I've tried to write about self-doubt numerous times before and every time I've tried, I couldn't find the right words. Staring at the blank screen, fingers ready on the keys, I just couldn't quite figure out how to talk about something so deeply emotional. But it dawned on me that that's exactly why we should talk about it, no matter how hard. Self-doubt is after all something deeply emotional to everyone who experiences it and it can really hold you back and define your choices. And although this time I finally found the courage to open up the conversation, I'm still not really sure what to say and which words to use.
The thing is: we are all people with our own insecurities. And we probably all think that we're alone with those insecurities, but we're not. I feel like self-doubt is still a little bit of a taboo subject, but it shouldn't be, because it's something everyone can relate to on some level. When you put yourself out there, online or in the real world, people can see you and that is a scary thing.
Probably the biggest reason of self-doubt nowadays is comparing yourself to others. The beauty of a connected world is also its curse: there are a lot of people to compare yourself with. And what you get to see of these other people is their best and a lot of the times their lives seem perfect on the surface: beautiful blog, beautiful Instagram feed, amazing home, amazing travels, gorgeous body, ... So you end up feeling insecure in comparison.
You don't feel pretty enough because you keep looking at all the supermodels on Instagram. You don't feel accomplished in your job because you see other people living their dreams while earning money. You don't feel talented enough because someone else's photos or blogposts or songs are so much better than yours. You don't feel creative enough because someone else's home DIY's are so much cooler than yours. And I could go on for an eternity giving examples of how comparing to others can make you feel insecure and not enough.
I've been there, I've done that and I still struggle with approaching it differently, especially on rainy days. When my mood is melancholic already, that little devil on my shoulder will be nasty and mean and I'll feel like there's no point in doing anything I love to do (blogging, taking photographs, decorating our home, ...) because there will always be someone "better" at it. But then again, if everyone thought that way, all the people I both look up to and envy for being "better" wouldn't have started doing what they love in the first place either, because there was someone "better" or more advanced already when they started sharing too. But being open and honest, real and vulnerable, authentic, ... that means so much more than portraying a perfect life that, everyone knows deep down, nobody has.
Sometimes you just have to do things you love, just because you love them, no matter how few or many people are watching, no matter how good you are at them. You also have to be willing to give yourself the chance to grow in something: blogging, photography, cooking, DIY'ing, teaching or whatever your hobby or your job is... everything takes practice and the people you're comparing yourself with are probably on another level of their journey already. Sometimes it's also okay to admit to yourself that you will never be world class in something, but that you love to do it anyway.

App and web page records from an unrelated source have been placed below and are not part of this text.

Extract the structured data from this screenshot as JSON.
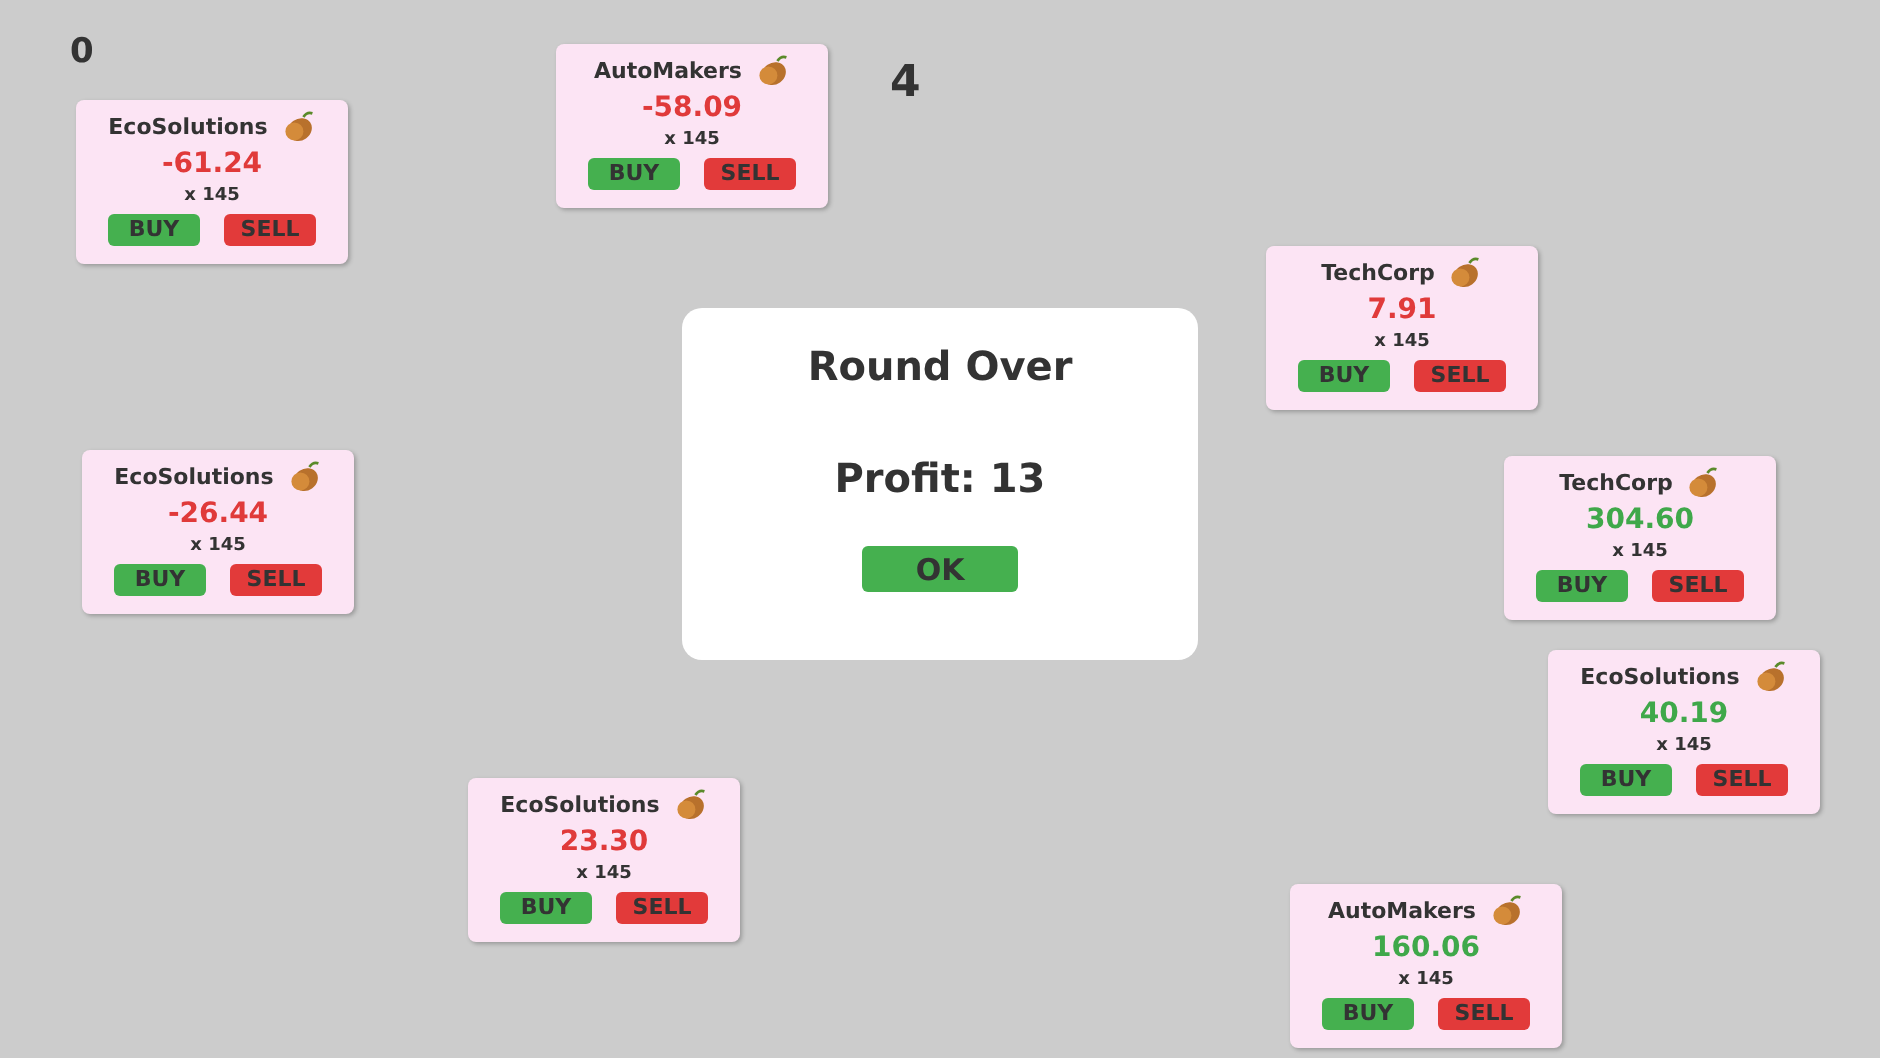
{
  "score": "0",
  "round": "4",
  "stocks": [
    {
      "name": "EcoSolutions",
      "price": "-61.24",
      "color": "#e03a3a",
      "quantity": "x 145",
      "buy": "BUY",
      "sell": "SELL"
    },
    {
      "name": "AutoMakers",
      "price": "-58.09",
      "color": "#e03a3a",
      "quantity": "x 145",
      "buy": "BUY",
      "sell": "SELL"
    },
    {
      "name": "TechCorp",
      "price": "7.91",
      "color": "#e03a3a",
      "quantity": "x 145",
      "buy": "BUY",
      "sell": "SELL"
    },
    {
      "name": "EcoSolutions",
      "price": "-26.44",
      "color": "#e03a3a",
      "quantity": "x 145",
      "buy": "BUY",
      "sell": "SELL"
    },
    {
      "name": "TechCorp",
      "price": "304.60",
      "color": "#3fa84a",
      "quantity": "x 145",
      "buy": "BUY",
      "sell": "SELL"
    },
    {
      "name": "EcoSolutions",
      "price": "40.19",
      "color": "#3fa84a",
      "quantity": "x 145",
      "buy": "BUY",
      "sell": "SELL"
    },
    {
      "name": "EcoSolutions",
      "price": "23.30",
      "color": "#e03a3a",
      "quantity": "x 145",
      "buy": "BUY",
      "sell": "SELL"
    },
    {
      "name": "AutoMakers",
      "price": "160.06",
      "color": "#3fa84a",
      "quantity": "x 145",
      "buy": "BUY",
      "sell": "SELL"
    }
  ],
  "dialog": {
    "title": "Round Over",
    "message": "Profit: 13",
    "button": "OK"
  }
}
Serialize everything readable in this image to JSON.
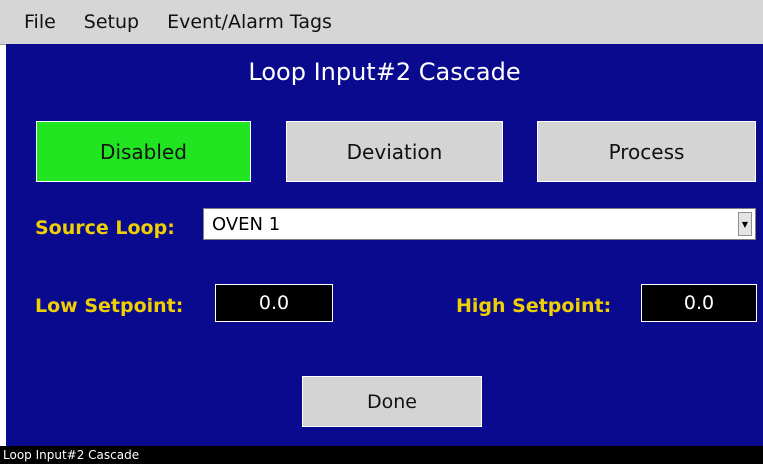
{
  "menu": {
    "items": [
      "File",
      "Setup",
      "Event/Alarm Tags"
    ]
  },
  "panel": {
    "title": "Loop Input#2 Cascade",
    "modes": [
      {
        "label": "Disabled",
        "active": true
      },
      {
        "label": "Deviation",
        "active": false
      },
      {
        "label": "Process",
        "active": false
      }
    ],
    "active_color": "#22e522",
    "background_color": "#0a0a8f",
    "label_color": "#f0d000",
    "source_loop": {
      "label": "Source Loop:",
      "value": "OVEN 1"
    },
    "low_setpoint": {
      "label": "Low Setpoint:",
      "value": "0.0"
    },
    "high_setpoint": {
      "label": "High Setpoint:",
      "value": "0.0"
    },
    "done_label": "Done"
  },
  "status": {
    "text": "Loop Input#2 Cascade"
  }
}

This is something that has taken me quite a long time to accept: sometimes we're just not as talented as others and no matter how much hard work we put into something, the talent isn't there and we'll never reach the level we want to. But now, after a good few adult years of trial and error, I've come to realize that hitting those talent limits probably means you're trying to do something that is not really you, that you're trying to be someone you're not, copying what works for others instead of figuring out what works for you.
Finding that balance between working hard, pushing through insecurities and getting better at something you really love and letting go of things that are a major source of frustration and self-doubt because you know you will never be as good as you'd like to be, it's not easy. But I think it's good to remember to focus on the process of doing something you love instead of only looking at the result. Sure, there will be someone better at doing what you love to do, but that doesn't take away the joy of cooking or writing songs or taking photographs.
Instead of doubting your own abilities and feeling insecure, use the people that are more experienced than you as a source of inspiration and learn from them to develop your skills naturally. Accept that we're all on our own journey and even though you are not yet where you want to be, you're working towards getting there. The fact that you care so much about getting better that you start to question if you will ever be good enough, that alone makes you already good enough right now.
If you have a moment of self-doubt, just remember that we all have those moments and that no matter how perfect lives seem online, there are insecurities hiding behind every photo and every sentence. Instead of letting self-doubt and insecurities hold you back, let them guide you to become the best, authentic you, you can possibly be, one day at a time, one choice at a time.